Entries from a dataset of interfaces
---+---

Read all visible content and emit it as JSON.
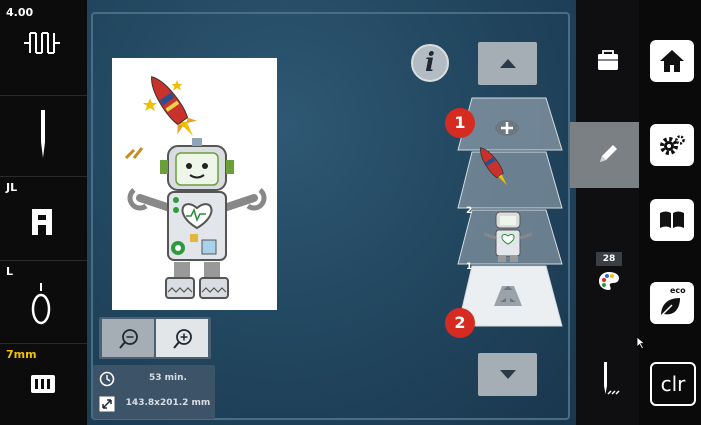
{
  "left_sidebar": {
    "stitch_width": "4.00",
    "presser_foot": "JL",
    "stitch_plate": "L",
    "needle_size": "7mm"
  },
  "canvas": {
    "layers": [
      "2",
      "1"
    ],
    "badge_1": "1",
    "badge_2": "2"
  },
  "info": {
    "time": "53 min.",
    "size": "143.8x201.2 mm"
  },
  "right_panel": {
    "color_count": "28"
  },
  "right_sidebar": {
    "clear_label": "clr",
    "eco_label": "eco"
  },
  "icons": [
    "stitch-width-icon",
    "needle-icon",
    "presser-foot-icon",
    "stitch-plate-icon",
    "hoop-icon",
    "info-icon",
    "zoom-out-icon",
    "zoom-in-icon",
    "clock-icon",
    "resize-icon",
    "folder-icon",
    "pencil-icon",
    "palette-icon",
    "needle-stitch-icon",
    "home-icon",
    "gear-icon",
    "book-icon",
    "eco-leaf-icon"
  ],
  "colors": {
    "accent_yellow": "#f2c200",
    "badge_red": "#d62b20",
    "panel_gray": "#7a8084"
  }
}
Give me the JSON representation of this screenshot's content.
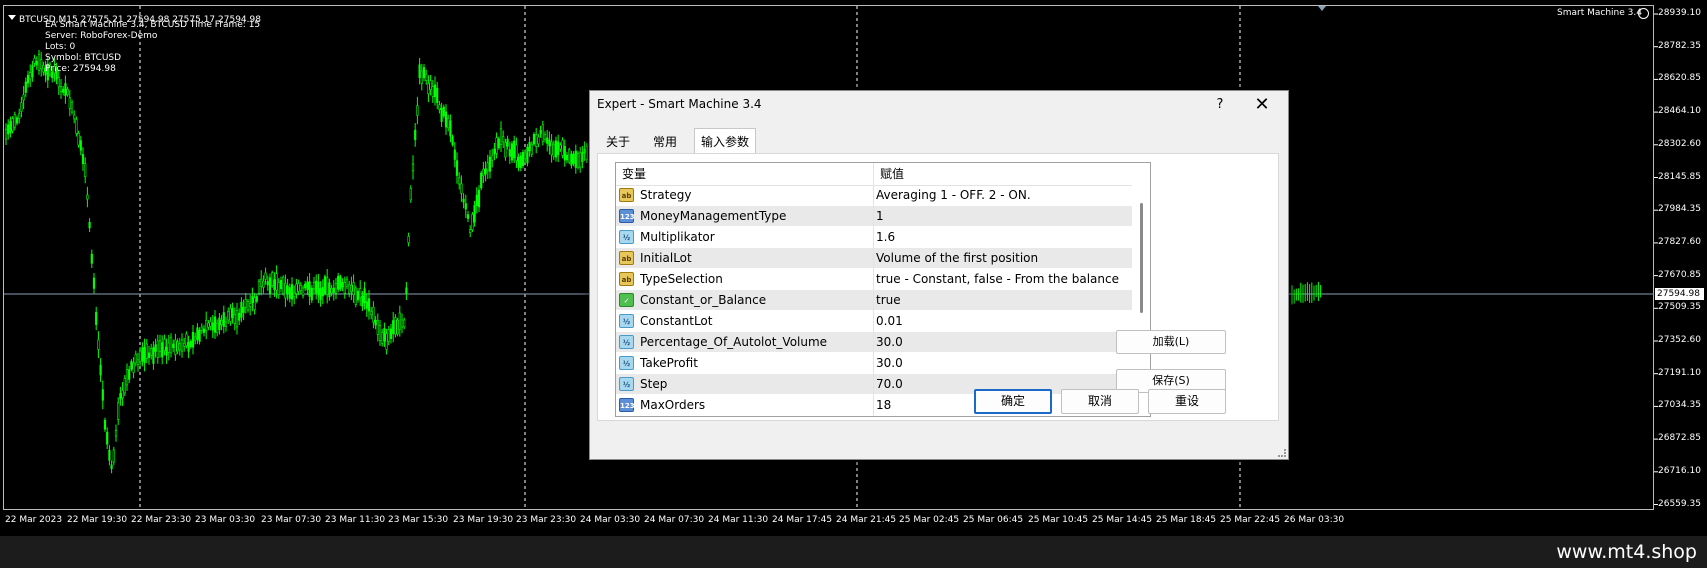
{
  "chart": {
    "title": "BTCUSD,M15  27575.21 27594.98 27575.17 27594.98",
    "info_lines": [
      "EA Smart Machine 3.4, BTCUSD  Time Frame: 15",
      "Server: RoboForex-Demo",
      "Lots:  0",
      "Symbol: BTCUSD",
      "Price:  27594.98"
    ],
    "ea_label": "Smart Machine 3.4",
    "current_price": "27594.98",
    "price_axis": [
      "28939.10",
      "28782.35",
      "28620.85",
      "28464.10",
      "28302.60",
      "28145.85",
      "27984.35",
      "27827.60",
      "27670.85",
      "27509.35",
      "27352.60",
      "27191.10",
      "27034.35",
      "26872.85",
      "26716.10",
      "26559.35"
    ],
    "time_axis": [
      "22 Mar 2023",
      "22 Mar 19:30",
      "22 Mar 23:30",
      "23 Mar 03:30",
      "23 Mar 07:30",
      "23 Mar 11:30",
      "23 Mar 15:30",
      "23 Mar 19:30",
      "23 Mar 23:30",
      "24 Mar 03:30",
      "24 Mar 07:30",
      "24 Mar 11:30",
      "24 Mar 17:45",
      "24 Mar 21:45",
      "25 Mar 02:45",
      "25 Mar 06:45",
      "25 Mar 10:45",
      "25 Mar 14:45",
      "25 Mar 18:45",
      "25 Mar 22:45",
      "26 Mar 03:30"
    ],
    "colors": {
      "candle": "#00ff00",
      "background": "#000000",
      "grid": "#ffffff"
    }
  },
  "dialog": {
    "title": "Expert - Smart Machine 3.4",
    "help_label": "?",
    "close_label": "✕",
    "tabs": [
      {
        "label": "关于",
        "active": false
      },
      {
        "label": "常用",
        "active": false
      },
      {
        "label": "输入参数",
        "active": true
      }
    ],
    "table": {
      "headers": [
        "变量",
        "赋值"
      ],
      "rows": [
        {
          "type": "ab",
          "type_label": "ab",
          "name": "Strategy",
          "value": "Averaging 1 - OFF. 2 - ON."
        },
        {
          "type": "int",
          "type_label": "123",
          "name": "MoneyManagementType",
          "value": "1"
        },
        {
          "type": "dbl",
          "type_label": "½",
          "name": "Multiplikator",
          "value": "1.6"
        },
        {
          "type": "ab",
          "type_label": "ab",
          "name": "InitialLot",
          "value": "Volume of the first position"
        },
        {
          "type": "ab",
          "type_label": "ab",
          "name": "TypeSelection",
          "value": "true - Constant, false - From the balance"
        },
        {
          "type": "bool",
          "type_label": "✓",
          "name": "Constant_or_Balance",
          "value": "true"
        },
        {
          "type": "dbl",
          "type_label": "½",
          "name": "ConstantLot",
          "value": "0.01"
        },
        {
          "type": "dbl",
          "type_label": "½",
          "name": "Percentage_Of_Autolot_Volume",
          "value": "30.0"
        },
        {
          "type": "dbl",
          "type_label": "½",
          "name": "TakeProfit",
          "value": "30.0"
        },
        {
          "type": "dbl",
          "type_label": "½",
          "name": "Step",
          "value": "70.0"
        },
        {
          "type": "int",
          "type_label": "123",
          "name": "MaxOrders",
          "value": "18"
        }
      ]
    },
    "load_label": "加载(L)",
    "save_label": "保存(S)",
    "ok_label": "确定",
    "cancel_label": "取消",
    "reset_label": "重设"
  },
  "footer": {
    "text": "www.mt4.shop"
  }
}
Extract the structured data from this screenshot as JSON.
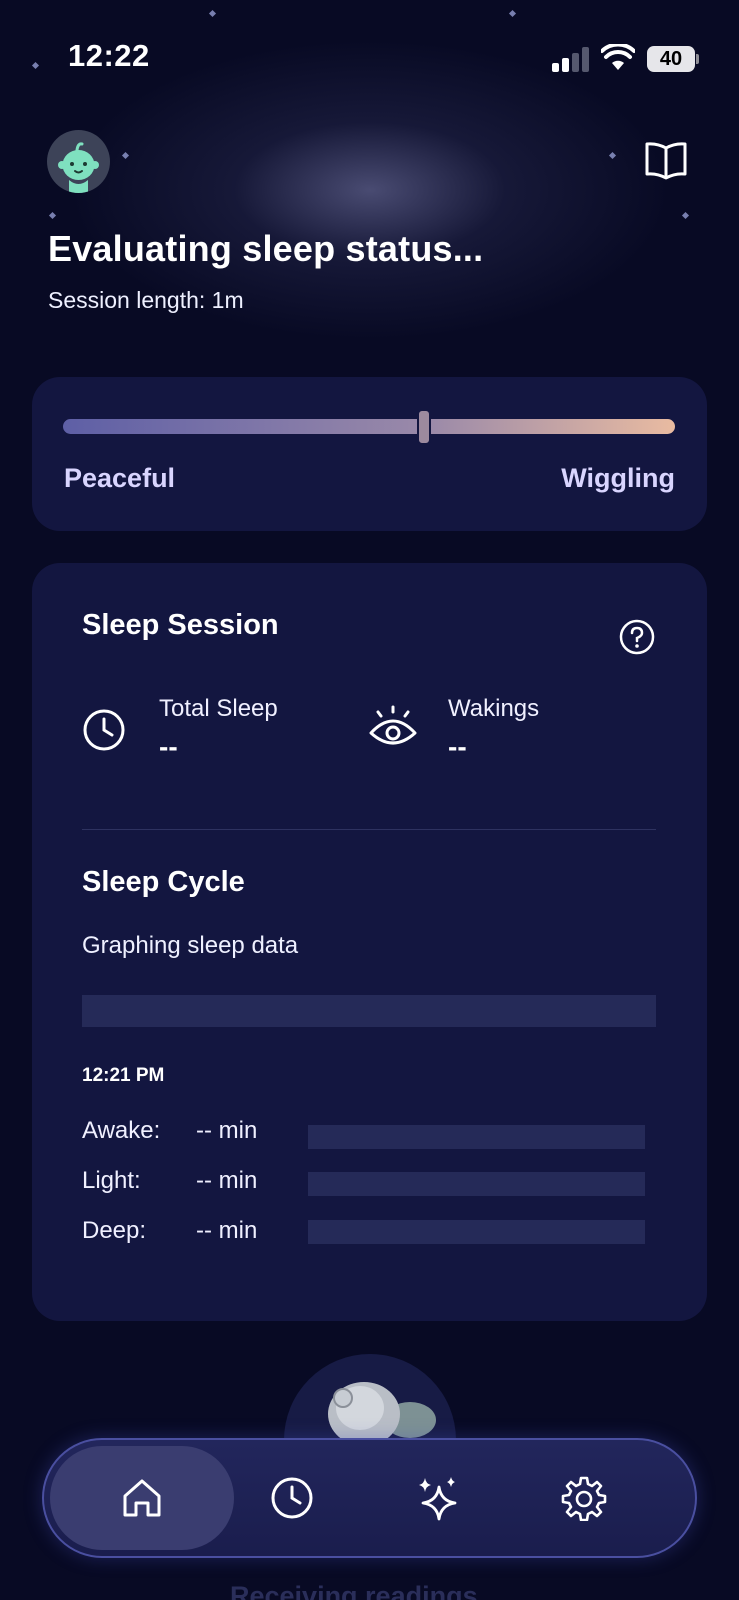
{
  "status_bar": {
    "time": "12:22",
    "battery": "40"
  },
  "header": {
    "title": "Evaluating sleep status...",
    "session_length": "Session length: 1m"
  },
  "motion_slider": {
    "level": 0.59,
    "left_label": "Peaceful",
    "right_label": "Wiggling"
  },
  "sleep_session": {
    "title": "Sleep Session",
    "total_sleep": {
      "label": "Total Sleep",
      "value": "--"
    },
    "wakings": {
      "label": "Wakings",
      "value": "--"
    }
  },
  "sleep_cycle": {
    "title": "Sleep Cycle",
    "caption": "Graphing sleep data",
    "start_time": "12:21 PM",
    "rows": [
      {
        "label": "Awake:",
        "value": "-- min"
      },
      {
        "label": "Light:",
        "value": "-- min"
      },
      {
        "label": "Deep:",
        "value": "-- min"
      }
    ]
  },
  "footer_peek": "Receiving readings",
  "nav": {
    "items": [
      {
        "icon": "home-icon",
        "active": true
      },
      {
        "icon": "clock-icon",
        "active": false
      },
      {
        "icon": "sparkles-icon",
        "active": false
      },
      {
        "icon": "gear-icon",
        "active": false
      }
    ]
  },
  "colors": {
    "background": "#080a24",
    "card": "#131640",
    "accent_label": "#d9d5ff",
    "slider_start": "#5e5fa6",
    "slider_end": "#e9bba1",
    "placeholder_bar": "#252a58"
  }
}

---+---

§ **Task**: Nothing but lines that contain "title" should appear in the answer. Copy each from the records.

§ **Response to the exercise**:
    "title": "BTCUSD,M15  27575.21 27594.98 27575.17 27594.98",
    "title": "Expert - Smart Machine 3.4",
    "title": "Evaluating sleep status...",
    "title": "Sleep Session",
    "title": "Sleep Cycle",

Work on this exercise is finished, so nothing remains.